    • experienced by pregnant women and may start insidiously during pregnancy or abruptly in the peripartum period
    • occurs when the laxity of the ligaments increases. This occurs secondary to hormonal changes during pregnancy e.g. increased levels of relaxin
      • the ligament laxity associated with pregnancy may cause instability and possible separation of the symphyseal joint (i.e. diastasis)
    • degree of separation of separation of the pubic symphysis can be determined in pregnancy with ultrasound or radiologically in the post-partum period
      • separation of up to 9 mm is considered physiological in pregnancy, but pathological if the gap across the pubis is greater than 10 mm (4 mm in non-pregnant females) (1)
      • amount of separation does not always correlate with the severity of symptoms or the degree of disability
      • symphysis pubis dysfunction can occur even without demonstrable separation
    • epidemiology
      • incidence has been quoted at between 1:300 and 1:20000 of pregnancies depending on the diagnostic criteria used
        • however a UK based study found a prevalence of 1/36 women (2). The study authors suggested that this incidence probably reflected their interest in the condition - however they stated that they believed that this figure still represents an underestimate of the problem
      • more prevalent in Scandinavian countries - this increased prevalence may possibly be due to a genetic link
      • symptoms tend to increase as pregnancy progresses
      • may recur with subsequent pregnancies
      • multiparous women are at increased risk
      • a large study based in Norway found that for the majority the symptoms started in the first trimester and that symptoms persisted after delivery for a mean of 6.5 years (3)
    • clinical features
      • these include pain/discomfort over the symphysis pubis with radiation to the groins and the medial aspects of the thighs, and pain over the sacroiliac joints
        • symptoms appear to vary widely - for some women it may be no more than a discomfort but for others it can become completely debilitating
        • walking is often difficult and a waddling gait is adopted
        • symptoms may be precipitated by any movement that puts stress on the symphysis pubis joint such as standing on one leg during walking, dressing or climbing stairs
      • clinical examination
        • may reveal point tenderness over the symphysis pubis joint and pressure applied over the trochanters reproduces the pain
        • occasionally symphysis oedema may be present
        • a gap at the symphysis pubis may be palpable
        • may exhibit a duck-like waddling gait
    • treatment
      • generally supportive with analgesia and physiotherapy
      • if persistent symptoms and pelvic instability then surgical treatment may be an option - however surgical reduction in pregnancy has a high risk of miscarriage
      • epidural analgesia has been used to treat this condition during pregnancy (1)

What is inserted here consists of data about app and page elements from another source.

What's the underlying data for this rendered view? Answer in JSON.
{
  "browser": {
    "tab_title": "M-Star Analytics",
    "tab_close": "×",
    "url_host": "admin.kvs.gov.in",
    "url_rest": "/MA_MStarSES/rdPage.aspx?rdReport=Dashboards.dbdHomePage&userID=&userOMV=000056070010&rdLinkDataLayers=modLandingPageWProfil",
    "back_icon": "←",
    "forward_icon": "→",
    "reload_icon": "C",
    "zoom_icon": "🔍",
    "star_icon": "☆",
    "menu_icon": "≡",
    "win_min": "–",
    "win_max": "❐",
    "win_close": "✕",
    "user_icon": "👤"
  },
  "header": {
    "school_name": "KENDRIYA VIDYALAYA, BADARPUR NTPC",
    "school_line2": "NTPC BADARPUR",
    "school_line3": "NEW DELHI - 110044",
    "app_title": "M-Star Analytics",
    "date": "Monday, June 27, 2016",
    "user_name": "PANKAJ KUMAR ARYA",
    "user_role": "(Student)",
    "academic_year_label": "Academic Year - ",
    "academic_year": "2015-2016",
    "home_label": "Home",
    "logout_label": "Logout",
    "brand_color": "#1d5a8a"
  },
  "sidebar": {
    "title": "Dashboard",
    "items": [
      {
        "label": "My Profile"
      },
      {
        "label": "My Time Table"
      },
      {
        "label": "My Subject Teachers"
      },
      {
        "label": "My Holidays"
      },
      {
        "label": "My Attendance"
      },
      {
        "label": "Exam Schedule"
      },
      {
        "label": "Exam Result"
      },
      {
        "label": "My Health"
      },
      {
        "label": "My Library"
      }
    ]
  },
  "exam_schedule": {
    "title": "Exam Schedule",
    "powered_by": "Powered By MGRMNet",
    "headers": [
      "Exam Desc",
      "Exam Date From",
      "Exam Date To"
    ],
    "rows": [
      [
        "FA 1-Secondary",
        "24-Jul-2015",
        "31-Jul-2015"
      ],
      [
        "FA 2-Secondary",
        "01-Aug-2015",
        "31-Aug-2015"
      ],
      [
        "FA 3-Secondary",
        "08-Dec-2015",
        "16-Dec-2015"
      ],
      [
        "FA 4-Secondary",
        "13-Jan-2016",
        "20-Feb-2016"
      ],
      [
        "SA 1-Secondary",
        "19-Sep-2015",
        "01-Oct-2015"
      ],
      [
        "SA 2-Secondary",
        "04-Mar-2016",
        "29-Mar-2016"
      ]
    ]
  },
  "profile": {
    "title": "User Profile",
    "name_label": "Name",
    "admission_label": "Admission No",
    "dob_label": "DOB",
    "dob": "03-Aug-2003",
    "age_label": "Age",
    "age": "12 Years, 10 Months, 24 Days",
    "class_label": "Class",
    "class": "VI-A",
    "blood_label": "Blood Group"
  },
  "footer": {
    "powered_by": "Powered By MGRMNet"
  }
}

Notes:

  • important to distinguish between symphysis pubis dysfunction and rupture of the symphysis pubis joint

Reference:

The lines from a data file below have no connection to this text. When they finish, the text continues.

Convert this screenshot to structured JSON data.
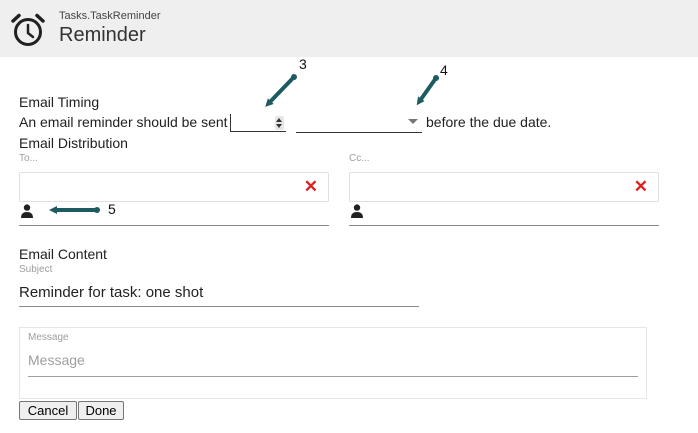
{
  "header": {
    "subtitle": "Tasks.TaskReminder",
    "title": "Reminder",
    "icon": "alarm-clock-icon"
  },
  "email_timing": {
    "section_label": "Email Timing",
    "sentence_prefix": "An email reminder should be sent",
    "number_value": "",
    "unit_value": "",
    "sentence_suffix": "before the due date."
  },
  "email_distribution": {
    "section_label": "Email Distribution",
    "to_label": "To...",
    "cc_label": "Cc...",
    "to_value": "",
    "cc_value": "",
    "clear_icon": "close-icon",
    "person_icon": "person-icon"
  },
  "email_content": {
    "section_label": "Email Content",
    "subject_label": "Subject",
    "subject_value": "Reminder for task: one shot",
    "message_label": "Message",
    "message_placeholder": "Message"
  },
  "buttons": {
    "cancel": "Cancel",
    "done": "Done"
  },
  "annotations": {
    "callout_3": "3",
    "callout_4": "4",
    "callout_5": "5",
    "arrow_color": "#1d5b63"
  }
}
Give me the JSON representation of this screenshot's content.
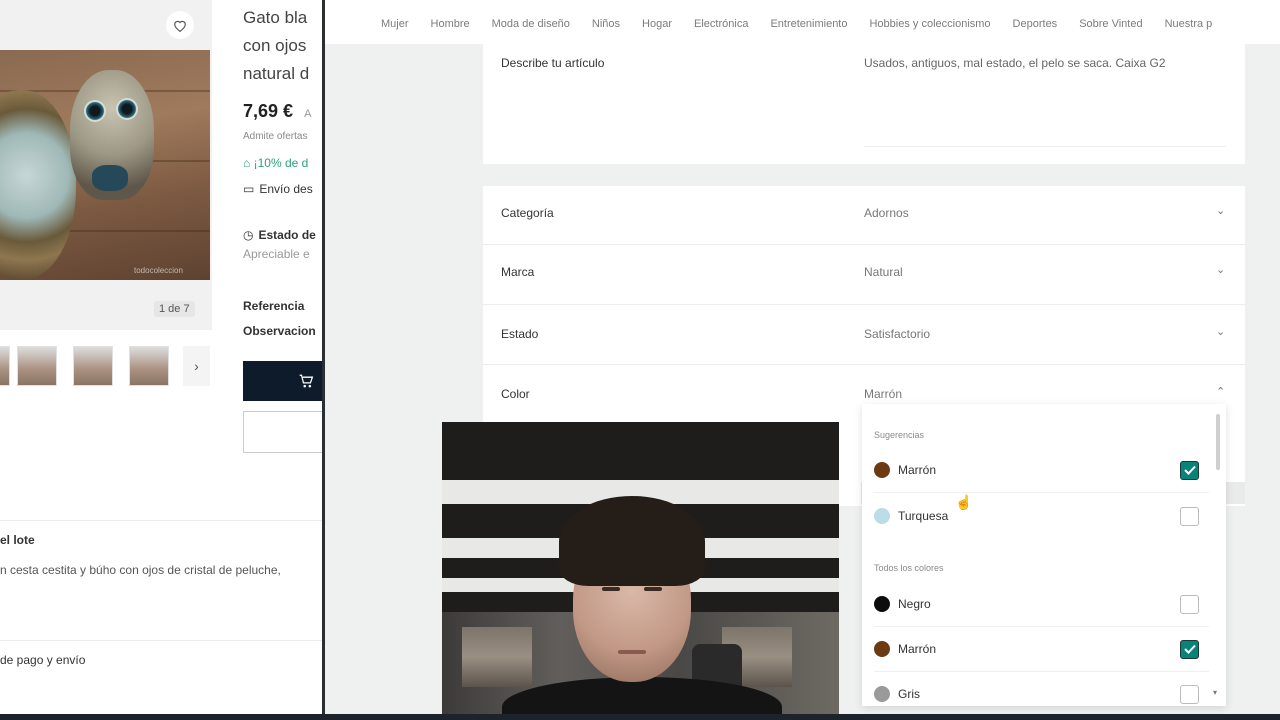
{
  "product": {
    "title": "Gato bla\ncon ojos\nnatural d",
    "price": "7,69 €",
    "price_suffix": "A",
    "offers": "Admite ofertas",
    "discount": "¡10% de d",
    "shipping": "Envío des",
    "condition_label": "Estado de",
    "condition_value": "Apreciable e",
    "reference_label": "Referencia",
    "observations_label": "Observacion",
    "image_counter": "1 de 7",
    "lot_title": "el lote",
    "lot_description": "n cesta cestita y búho con ojos de cristal de peluche,",
    "payment_shipping": "de pago y envío",
    "watermark": "todocoleccion"
  },
  "topnav": {
    "items": [
      "Mujer",
      "Hombre",
      "Moda de diseño",
      "Niños",
      "Hogar",
      "Electrónica",
      "Entretenimiento",
      "Hobbies y coleccionismo",
      "Deportes",
      "Sobre Vinted",
      "Nuestra p"
    ]
  },
  "form": {
    "describe_label": "Describe tu artículo",
    "describe_value": "Usados, antiguos, mal estado, el pelo se saca. Caixa G2",
    "rows": [
      {
        "label": "Categoría",
        "value": "Adornos"
      },
      {
        "label": "Marca",
        "value": "Natural"
      },
      {
        "label": "Estado",
        "value": "Satisfactorio"
      },
      {
        "label": "Color",
        "value": "Marrón"
      }
    ]
  },
  "color_dropdown": {
    "suggestions_label": "Sugerencias",
    "all_colors_label": "Todos los colores",
    "suggestions": [
      {
        "name": "Marrón",
        "color": "#6b3a12",
        "checked": true
      },
      {
        "name": "Turquesa",
        "color": "#bcdce6",
        "checked": false
      }
    ],
    "all": [
      {
        "name": "Negro",
        "color": "#0c0c0c",
        "checked": false
      },
      {
        "name": "Marrón",
        "color": "#6b3a12",
        "checked": true
      },
      {
        "name": "Gris",
        "color": "#9a9a9a",
        "checked": false
      }
    ]
  },
  "colors": {
    "accent": "#09837a",
    "cart_button": "#0d1b2a",
    "discount_text": "#2ca07d"
  }
}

  1. Scicluna JK et al. Int J Obstet Anesth. 2004 Jan;13(1):50-2. Epidural analgesia for acute symphysis pubis dysfunction in the second trimester.
  2. Owens K et al. Symphysis pubis dysfunction-a cause of significant obstetric morbidity. Eur J Obstet Gynecol Reprod Biol. 2002 Nov 15;105(2):143-6
  3. Maclennan AH, Maclennan AC. Symptom-giving pelvic girdle relaxation of pregnancy, postnatal pelvic joint syndrome and developmental dysplasia of the hip. The Norwegian Association for Women with Pelvic Girdle Relaxation. Acta. Obstet. Gynecol. Scand. 1997;76: 760–764.